Kumar has the support of his wife, his brother and his entire family, friends and volunteers. As Chair of Subcontinent Friends of Labor, he says there is a big support base there too. “Those who are not interested in politics are eager to help too. Even for the leaflets, the community is coming forward to help. I am getting funding from Indian and South Asian communities. I feel grateful and I feel every leaflet should be used wisely because people’s money is involved.”
Asked if he has ever encountered racism in politics, Kumar says, “If I had to think along those lines I wouldn’t have stood for elections. In this world there, is always preferences over fairness. That creates an obstacle for talented and hardworking people,” adding, “We can’t change colour and we don’t need to change, we need to act and do good things. Colour does not make quality or character; they come from hard work and creativity. We need to do good things for Australia as a country and, at the same time, maximise migrant presence in more policy levels and ask for more inclusion of diversity. The progress of democracy is incomplete without inclusion of diversity. We are politically backward, so let’s move forward.”
As someone in the public life, Kumar is aware of shallow politics where people take photos just to use in social media. But politics, says Kumar, has to be understood and, importantly, one has to understand people. “People have expectations of you, so you have to show your leadership. Not everyone is educated and sometimes the educated are egoistic. Being a leader it is important to be inspired, understand the different policies and the challenges in Victoria and Australia.”

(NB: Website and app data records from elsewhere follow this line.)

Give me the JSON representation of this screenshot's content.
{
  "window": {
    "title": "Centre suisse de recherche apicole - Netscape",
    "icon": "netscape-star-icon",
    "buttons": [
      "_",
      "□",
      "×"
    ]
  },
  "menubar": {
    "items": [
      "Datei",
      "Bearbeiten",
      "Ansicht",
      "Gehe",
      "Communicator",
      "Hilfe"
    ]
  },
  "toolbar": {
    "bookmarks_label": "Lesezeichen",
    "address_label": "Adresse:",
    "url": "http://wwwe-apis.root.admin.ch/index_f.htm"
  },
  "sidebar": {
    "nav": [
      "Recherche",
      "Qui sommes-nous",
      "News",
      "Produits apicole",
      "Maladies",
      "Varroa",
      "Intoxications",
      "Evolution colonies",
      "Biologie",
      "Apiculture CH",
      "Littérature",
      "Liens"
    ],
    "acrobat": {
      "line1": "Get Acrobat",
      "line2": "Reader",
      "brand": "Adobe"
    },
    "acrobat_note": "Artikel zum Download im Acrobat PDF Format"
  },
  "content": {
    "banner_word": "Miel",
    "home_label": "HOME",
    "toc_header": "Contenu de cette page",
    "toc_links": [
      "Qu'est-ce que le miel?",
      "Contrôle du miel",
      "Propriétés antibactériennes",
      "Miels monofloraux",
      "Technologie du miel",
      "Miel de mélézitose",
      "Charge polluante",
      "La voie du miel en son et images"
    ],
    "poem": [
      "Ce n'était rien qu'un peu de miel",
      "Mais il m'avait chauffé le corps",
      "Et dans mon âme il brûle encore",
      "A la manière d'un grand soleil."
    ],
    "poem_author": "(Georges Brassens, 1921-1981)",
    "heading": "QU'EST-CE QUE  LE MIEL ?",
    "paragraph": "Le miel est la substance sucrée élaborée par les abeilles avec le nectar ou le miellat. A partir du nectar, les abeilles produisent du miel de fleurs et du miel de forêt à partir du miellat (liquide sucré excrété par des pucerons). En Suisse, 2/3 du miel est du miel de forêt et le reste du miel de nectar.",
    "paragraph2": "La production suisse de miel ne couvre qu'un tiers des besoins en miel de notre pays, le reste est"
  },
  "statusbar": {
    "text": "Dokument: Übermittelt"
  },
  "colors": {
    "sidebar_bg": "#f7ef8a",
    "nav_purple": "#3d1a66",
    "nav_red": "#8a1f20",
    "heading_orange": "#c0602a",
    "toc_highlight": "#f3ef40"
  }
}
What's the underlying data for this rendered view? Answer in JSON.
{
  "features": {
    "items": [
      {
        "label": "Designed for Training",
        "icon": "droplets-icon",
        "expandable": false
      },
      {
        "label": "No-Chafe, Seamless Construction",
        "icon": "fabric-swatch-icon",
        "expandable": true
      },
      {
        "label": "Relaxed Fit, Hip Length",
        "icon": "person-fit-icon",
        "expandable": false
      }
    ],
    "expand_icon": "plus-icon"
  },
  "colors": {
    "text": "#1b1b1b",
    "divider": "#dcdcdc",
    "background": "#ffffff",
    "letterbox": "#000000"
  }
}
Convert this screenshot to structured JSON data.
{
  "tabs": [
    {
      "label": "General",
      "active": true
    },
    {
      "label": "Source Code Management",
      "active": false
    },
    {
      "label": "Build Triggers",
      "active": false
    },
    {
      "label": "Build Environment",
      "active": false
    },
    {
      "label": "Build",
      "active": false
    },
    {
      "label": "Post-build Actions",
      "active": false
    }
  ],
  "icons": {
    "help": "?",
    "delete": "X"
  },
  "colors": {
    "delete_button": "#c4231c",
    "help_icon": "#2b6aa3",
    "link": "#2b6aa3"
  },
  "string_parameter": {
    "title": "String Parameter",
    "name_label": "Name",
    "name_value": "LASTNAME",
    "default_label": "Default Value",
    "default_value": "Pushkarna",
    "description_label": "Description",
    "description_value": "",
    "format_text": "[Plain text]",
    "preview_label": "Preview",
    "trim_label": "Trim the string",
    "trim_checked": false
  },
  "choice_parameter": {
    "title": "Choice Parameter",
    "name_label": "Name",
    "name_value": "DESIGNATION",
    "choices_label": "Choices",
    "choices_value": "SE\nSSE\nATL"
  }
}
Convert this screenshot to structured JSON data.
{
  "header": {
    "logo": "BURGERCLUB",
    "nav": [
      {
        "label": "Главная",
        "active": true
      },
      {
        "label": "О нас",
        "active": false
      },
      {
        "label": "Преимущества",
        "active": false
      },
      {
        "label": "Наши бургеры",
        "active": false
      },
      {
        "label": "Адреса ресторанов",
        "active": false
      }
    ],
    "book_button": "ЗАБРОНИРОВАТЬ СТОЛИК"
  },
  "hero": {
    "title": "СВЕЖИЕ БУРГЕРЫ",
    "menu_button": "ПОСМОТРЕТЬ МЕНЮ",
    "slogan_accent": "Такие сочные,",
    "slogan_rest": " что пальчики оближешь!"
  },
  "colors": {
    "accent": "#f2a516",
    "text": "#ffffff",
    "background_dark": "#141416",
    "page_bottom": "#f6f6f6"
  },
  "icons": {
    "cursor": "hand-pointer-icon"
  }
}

In 2018, does it still seem a long road to persuade the larger population to trust their way of life and their security to a leader who is a migrant? Kumar says he is OK to lose but he wants his hard work and commitment to do the talking.
By Indira Laisram